Janak proclaimed that only the man who could lift the great bow of the god Shiva could ask for Sita’s hand. According to legend, he held this great contest in Dhanushadham (“Place of the Bow”), 18 km from today’s Janakpur. Hundreds of princes came and tried, but none could lift Shiva’s bow until Ram’s turn (the last) came. Ram lifted the bow, and then broke it in two. To this day the pieces remain where they fell.
If you sense a tourist attraction, you’re right, albeit a low-key one. It’s a pleasant bike ride through the countryside to the present-day dusty village. Inside a walled compound people will happily show the bow protruding from the khaki-colored earth, looking suspiciously like a hunk of black volcanic rock.

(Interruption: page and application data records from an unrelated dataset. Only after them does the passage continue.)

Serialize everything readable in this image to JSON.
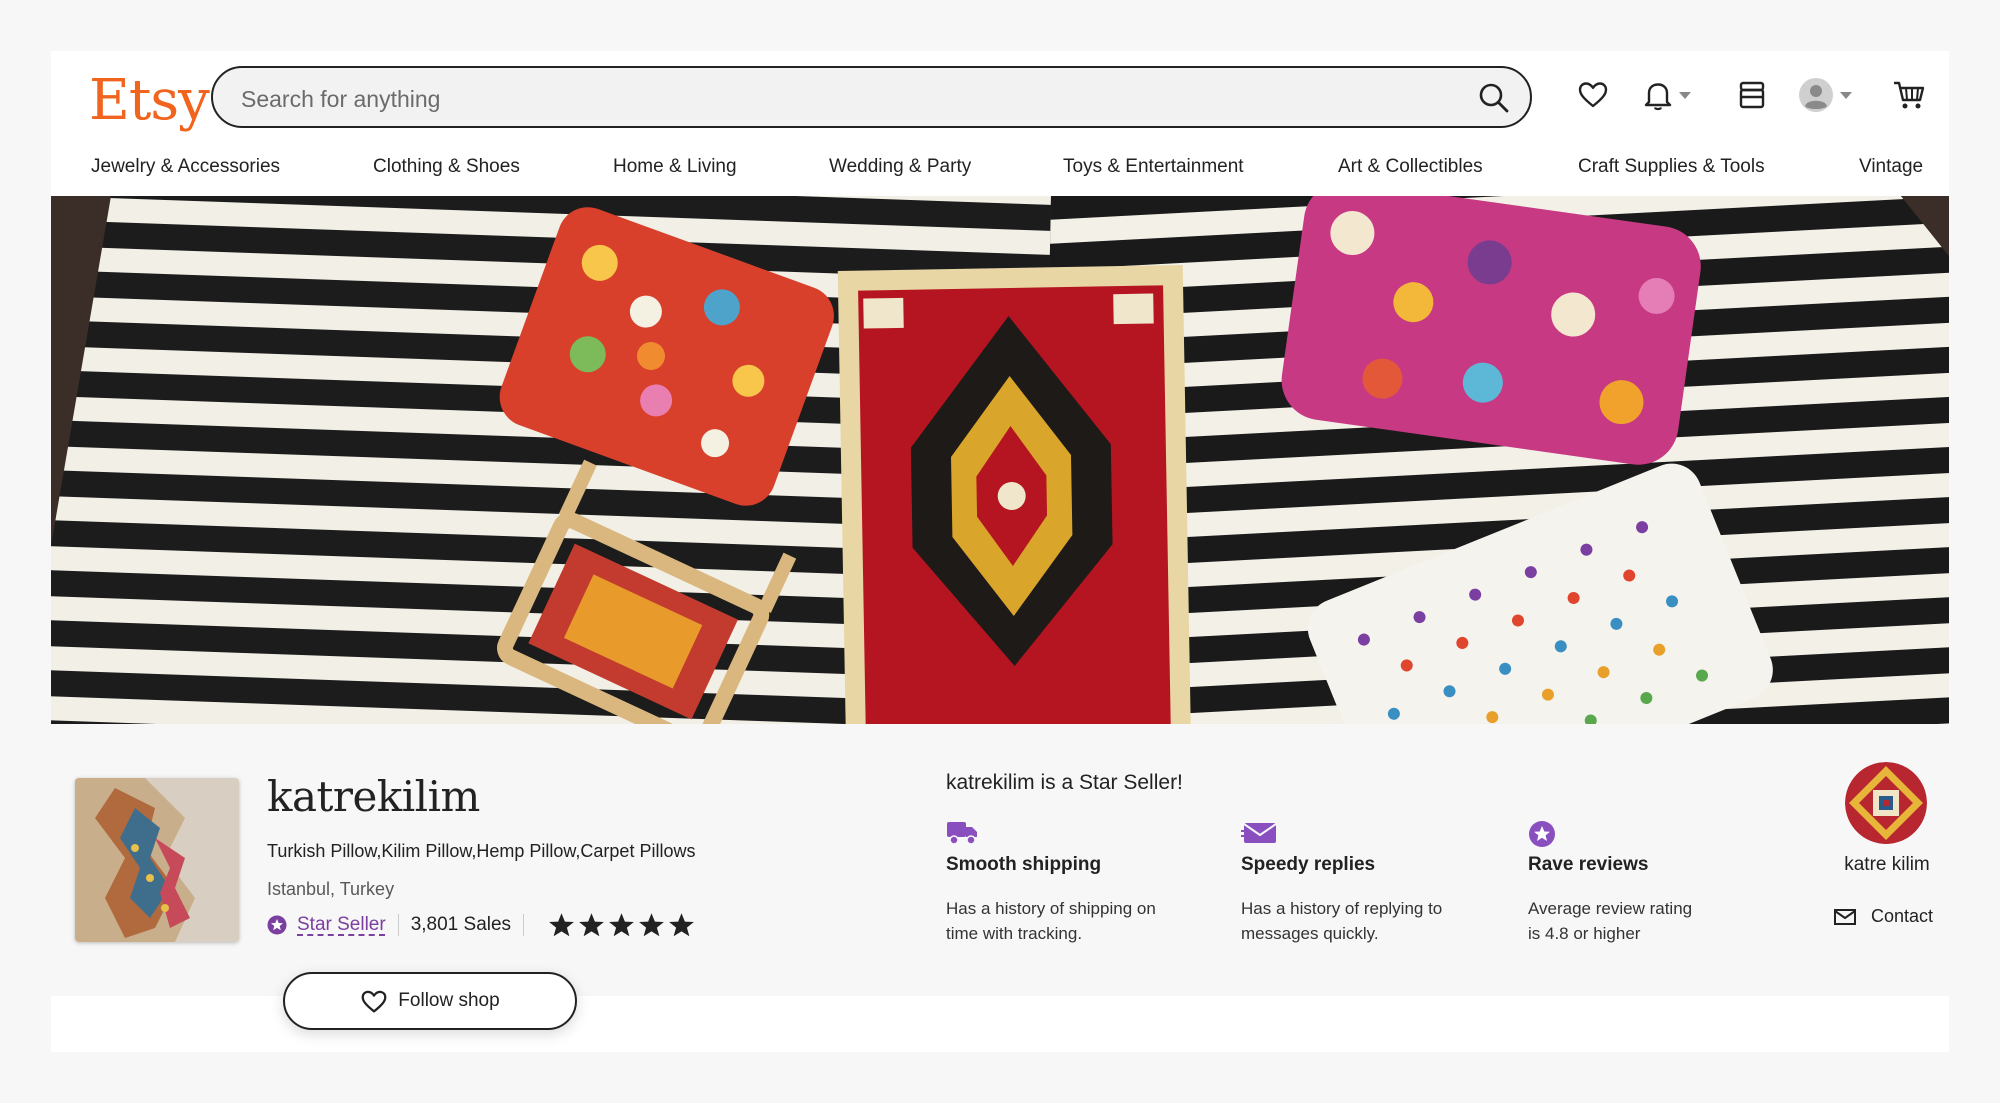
{
  "header": {
    "logo": "Etsy",
    "search_placeholder": "Search for anything"
  },
  "nav": {
    "items": [
      {
        "label": "Jewelry & Accessories"
      },
      {
        "label": "Clothing & Shoes"
      },
      {
        "label": "Home & Living"
      },
      {
        "label": "Wedding & Party"
      },
      {
        "label": "Toys & Entertainment"
      },
      {
        "label": "Art & Collectibles"
      },
      {
        "label": "Craft Supplies & Tools"
      },
      {
        "label": "Vintage"
      }
    ]
  },
  "shop": {
    "name": "katrekilim",
    "tagline": "Turkish Pillow,Kilim Pillow,Hemp Pillow,Carpet Pillows",
    "location": "Istanbul, Turkey",
    "star_seller_label": "Star Seller",
    "sales": "3,801 Sales",
    "rating_stars": 5,
    "follow_label": "Follow shop"
  },
  "star_seller": {
    "title": "katrekilim is a Star Seller!",
    "features": [
      {
        "icon": "truck-icon",
        "title": "Smooth shipping",
        "desc_line1": "Has a history of shipping on",
        "desc_line2": "time with tracking."
      },
      {
        "icon": "mail-icon",
        "title": "Speedy replies",
        "desc_line1": "Has a history of replying to",
        "desc_line2": "messages quickly."
      },
      {
        "icon": "star-badge-icon",
        "title": "Rave reviews",
        "desc_line1": "Average review rating",
        "desc_line2": "is 4.8 or higher"
      }
    ]
  },
  "owner": {
    "name": "katre kilim",
    "contact_label": "Contact"
  },
  "colors": {
    "brand": "#f1641e",
    "star_seller": "#7b3fa0"
  }
}
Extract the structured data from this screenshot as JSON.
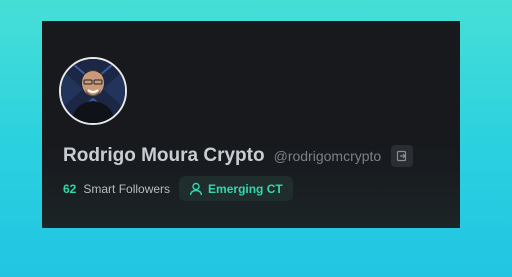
{
  "profile": {
    "display_name": "Rodrigo Moura Crypto",
    "handle": "@rodrigomcrypto",
    "avatar_icon": "user-photo"
  },
  "stats": {
    "smart_followers_count": "62",
    "smart_followers_label": "Smart Followers"
  },
  "badge": {
    "label": "Emerging CT",
    "icon": "user-icon"
  },
  "actions": {
    "link_icon": "external-link-icon"
  },
  "colors": {
    "background_gradient_top": "#46dfd6",
    "background_gradient_bottom": "#22c4e2",
    "card": "#17191d",
    "accent": "#2fd9b0",
    "name_text": "#c9ccd0",
    "handle_text": "#7d8186"
  }
}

Cycling is the best way to travel. Local buses are unreliable and, besides, there’s not a hill in sight. With a bike you can also visit some of the dozens of large ponds that dot the Janakpur area.

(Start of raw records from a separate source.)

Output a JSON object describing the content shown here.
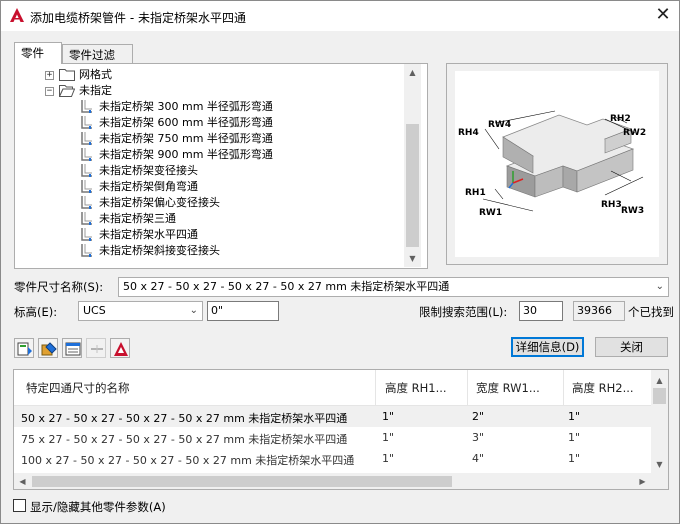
{
  "window": {
    "title": "添加电缆桥架管件 - 未指定桥架水平四通",
    "close_glyph": "✕"
  },
  "tabs": [
    {
      "label": "零件"
    },
    {
      "label": "零件过滤器"
    }
  ],
  "tree": {
    "items": [
      {
        "label": "网格式",
        "type": "folder",
        "expander": "+"
      },
      {
        "label": "未指定",
        "type": "folder-open",
        "expander": "−"
      },
      {
        "label": "未指定桥架 300 mm 半径弧形弯通",
        "type": "part"
      },
      {
        "label": "未指定桥架 600 mm 半径弧形弯通",
        "type": "part"
      },
      {
        "label": "未指定桥架 750 mm 半径弧形弯通",
        "type": "part"
      },
      {
        "label": "未指定桥架 900 mm 半径弧形弯通",
        "type": "part"
      },
      {
        "label": "未指定桥架变径接头",
        "type": "part"
      },
      {
        "label": "未指定桥架倒角弯通",
        "type": "part"
      },
      {
        "label": "未指定桥架偏心变径接头",
        "type": "part"
      },
      {
        "label": "未指定桥架三通",
        "type": "part"
      },
      {
        "label": "未指定桥架水平四通",
        "type": "part"
      },
      {
        "label": "未指定桥架斜接变径接头",
        "type": "part"
      }
    ]
  },
  "preview": {
    "labels": {
      "rh1": "RH1",
      "rh2": "RH2",
      "rh3": "RH3",
      "rh4": "RH4",
      "rw1": "RW1",
      "rw2": "RW2",
      "rw3": "RW3",
      "rw4": "RW4"
    }
  },
  "form": {
    "size_name_label": "零件尺寸名称(S):",
    "size_name_value": "50 x 27 - 50 x 27 - 50 x 27 - 50 x 27 mm 未指定桥架水平四通",
    "elevation_label": "标高(E):",
    "elevation_combo": "UCS",
    "elevation_value": "0\"",
    "search_limit_label": "限制搜索范围(L):",
    "search_limit_value": "30",
    "found_count": "39366",
    "found_suffix": "个已找到"
  },
  "buttons": {
    "details": "详细信息(D)",
    "close": "关闭"
  },
  "grid": {
    "columns": [
      "特定四通尺寸的名称",
      "高度 RH1...",
      "宽度 RW1...",
      "高度 RH2..."
    ],
    "rows": [
      [
        "50 x 27 - 50 x 27 - 50 x 27 - 50 x 27 mm 未指定桥架水平四通",
        "1\"",
        "2\"",
        "1\""
      ],
      [
        "75 x 27 - 50 x 27 - 50 x 27 - 50 x 27 mm 未指定桥架水平四通",
        "1\"",
        "3\"",
        "1\""
      ],
      [
        "100 x 27 - 50 x 27 - 50 x 27 - 50 x 27 mm 未指定桥架水平四通",
        "1\"",
        "4\"",
        "1\""
      ]
    ]
  },
  "checkbox": {
    "label": "显示/隐藏其他零件参数(A)",
    "checked": false
  },
  "colors": {
    "accent": "#0078d7",
    "logo_red": "#c8102e"
  }
}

Ram was actually an incarnation of the great god Vishnu, and most of the Hindu pantheon wanted to attend his wedding. Legend says King Janak ordered the ponds dug so each of the gods and goddesses attending the wedding could bathe in private.

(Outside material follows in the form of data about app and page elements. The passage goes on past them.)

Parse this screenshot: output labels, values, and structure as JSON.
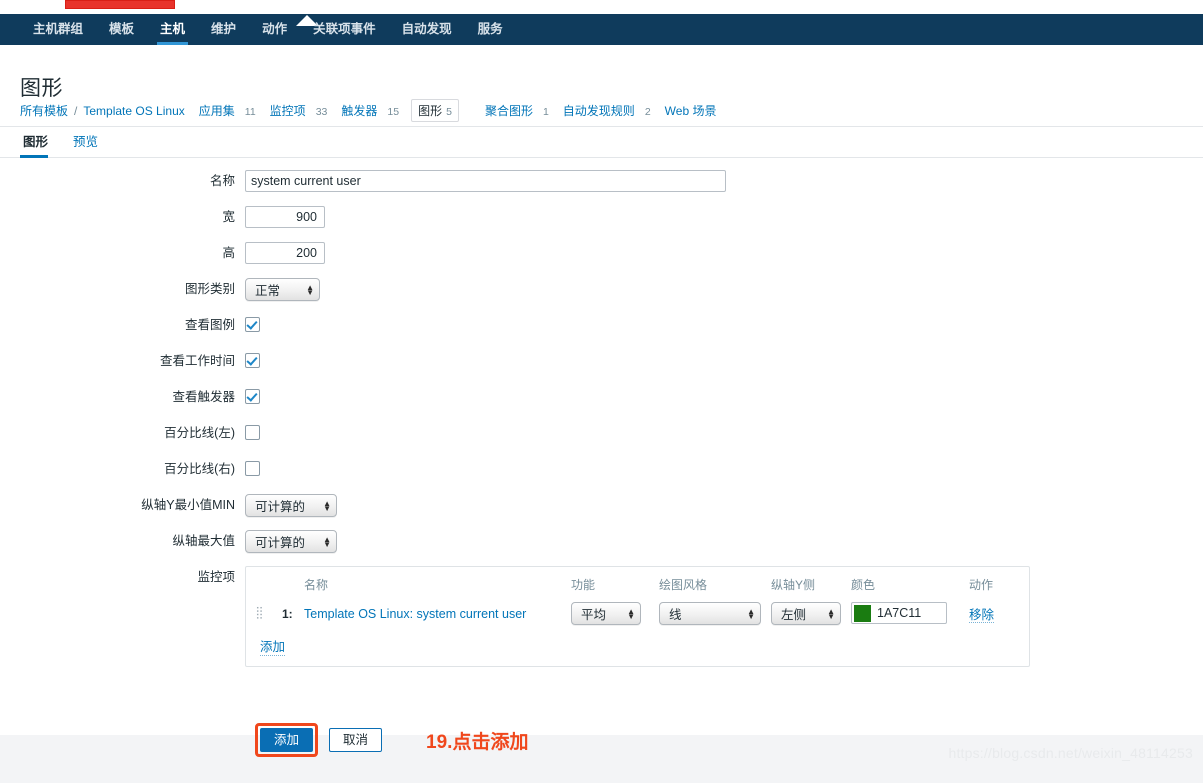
{
  "topbar": {
    "red_marker_label": ""
  },
  "nav": {
    "items": [
      {
        "label": "主机群组",
        "active": false
      },
      {
        "label": "模板",
        "active": false
      },
      {
        "label": "主机",
        "active": true
      },
      {
        "label": "维护",
        "active": false
      },
      {
        "label": "动作",
        "active": false
      },
      {
        "label": "关联项事件",
        "active": false
      },
      {
        "label": "自动发现",
        "active": false
      },
      {
        "label": "服务",
        "active": false
      }
    ]
  },
  "page": {
    "title": "图形"
  },
  "breadcrumb": {
    "root": "所有模板",
    "separator": "/",
    "template": "Template OS Linux",
    "entries": [
      {
        "label": "应用集",
        "count": "11",
        "selected": false
      },
      {
        "label": "监控项",
        "count": "33",
        "selected": false
      },
      {
        "label": "触发器",
        "count": "15",
        "selected": false
      },
      {
        "label": "图形",
        "count": "5",
        "selected": true
      },
      {
        "label": "聚合图形",
        "count": "1",
        "selected": false
      },
      {
        "label": "自动发现规则",
        "count": "2",
        "selected": false
      },
      {
        "label": "Web 场景",
        "count": "",
        "selected": false
      }
    ]
  },
  "subtabs": [
    {
      "label": "图形",
      "active": true
    },
    {
      "label": "预览",
      "active": false
    }
  ],
  "form": {
    "name_label": "名称",
    "name_value": "system current user",
    "width_label": "宽",
    "width_value": "900",
    "height_label": "高",
    "height_value": "200",
    "graph_type_label": "图形类别",
    "graph_type_value": "正常",
    "show_legend_label": "查看图例",
    "show_legend_checked": true,
    "show_worktime_label": "查看工作时间",
    "show_worktime_checked": true,
    "show_triggers_label": "查看触发器",
    "show_triggers_checked": true,
    "percentile_left_label": "百分比线(左)",
    "percentile_left_checked": false,
    "percentile_right_label": "百分比线(右)",
    "percentile_right_checked": false,
    "ymin_label": "纵轴Y最小值MIN",
    "ymin_value": "可计算的",
    "ymax_label": "纵轴最大值",
    "ymax_value": "可计算的",
    "items_label": "监控项"
  },
  "items_table": {
    "headers": {
      "name": "名称",
      "function": "功能",
      "draw_style": "绘图风格",
      "y_axis": "纵轴Y侧",
      "color": "颜色",
      "action": "动作"
    },
    "rows": [
      {
        "index": "1:",
        "name": "Template OS Linux: system current user",
        "function": "平均",
        "draw_style": "线",
        "y_axis": "左侧",
        "color_hex": "1A7C11",
        "color_value": "#1A7C11",
        "action": "移除"
      }
    ],
    "add_link": "添加"
  },
  "footer": {
    "submit_label": "添加",
    "cancel_label": "取消",
    "annotation": "19.点击添加",
    "highlight_color": "#f0471c"
  },
  "watermark": "https://blog.csdn.net/weixin_48114253",
  "colors": {
    "nav_bg": "#0f3b5c",
    "accent_blue": "#0275b8",
    "primary_button": "#0a6eb4",
    "series_green": "#1A7C11",
    "annotation_red": "#f0471c"
  }
}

The ponds are still there (most are actually more recent), and much of village life revolves around them and their lush, green, shady banks. Worshippers supplicate the gods standing waist-deep in the pond, women beat their washing nearby on stones worn smooth after generations of use and children laugh and splash. In another corner water buffalo relax and wallow, and nearby a fisherman throws his net, a huge mesh circle flying through the air.
|Inner sanctuary, Janaki Mandir|
In Janakpur you have to sightsee by bicycle or rickshaw, because motor vehicles are banned from the town proper (another thing in its favor). In the town center at dawn people will be bathing at Ganga Sagar Pond, just as Sita is said to have done. Women still bath as Sita did, dressed in a sari.
From here it’s an easy walk to Janaki Mandir through a bazaar that is a Hindu version of Asakusa’s Nakamise-dori. Shops selling everything from religious icons to the latest fashions and gadgets line the street until it reaches the huge open square containing Janaki Mandir.
The temple is like a marvelous white wedding cake, delicately trimmed in every color of the rainbow and topped with spires and towers in Mughal style. An Indian queen built it in 1911 as an act of religious devotion, marking the spot where in 1657 worshippers found a golden statue of Sita, and decided this was her actual residence.
The actual temple sanctuary sits in an inner courtyard paved with gray-white marble. It’s busy from morning to night. Shopkeepers and civil servants going to and from work, housewives going shopping, cows looking for a handout, children going to school or off to play: It seems the entire town stops here at least once a day to pay respects.
Then there are the busloads of pilgrims arriving daily from all across India and Nepal. Large groups of men and women move through the temple in tight clumps, just like tour groups in Japan (minus the flag-waving guide at their head). During festivals the town’s population can double or triple overnight.
This tourist trade keeps Janakpur’s bazaar going. Before India opened to imports about a decade ago, middle-class Indians came to combine a little religion with a lot of shopping for the latest consumer goods available here in more laissez-faire Nepal. Now this has dried up, but the gold bazaar continues to thrive. In dozens of shops goldsmiths sit cross-legged, fashioning the elaborate jewelry most women consider their most valuable (and often only) asset.
Just on the outskirts of town near the airport is the Janakpur Women’s Development Center. Women of the Maithili ethnic group, the area’s largest, use the same folk designs they’ve painted on homes for thousands of years to produce handicrafts. Founded in 1989, the center has succeeded beyond anyone’s expectations. Visitors are welcome to watch the women work, and there is a shop. The only men are the night watchmen.
Janakpur also has Nepal’s only railroad, a narrow-gauge line stretching about 55 km. Quaint if not speedy, it’s a cheap way to see this verdant countryside.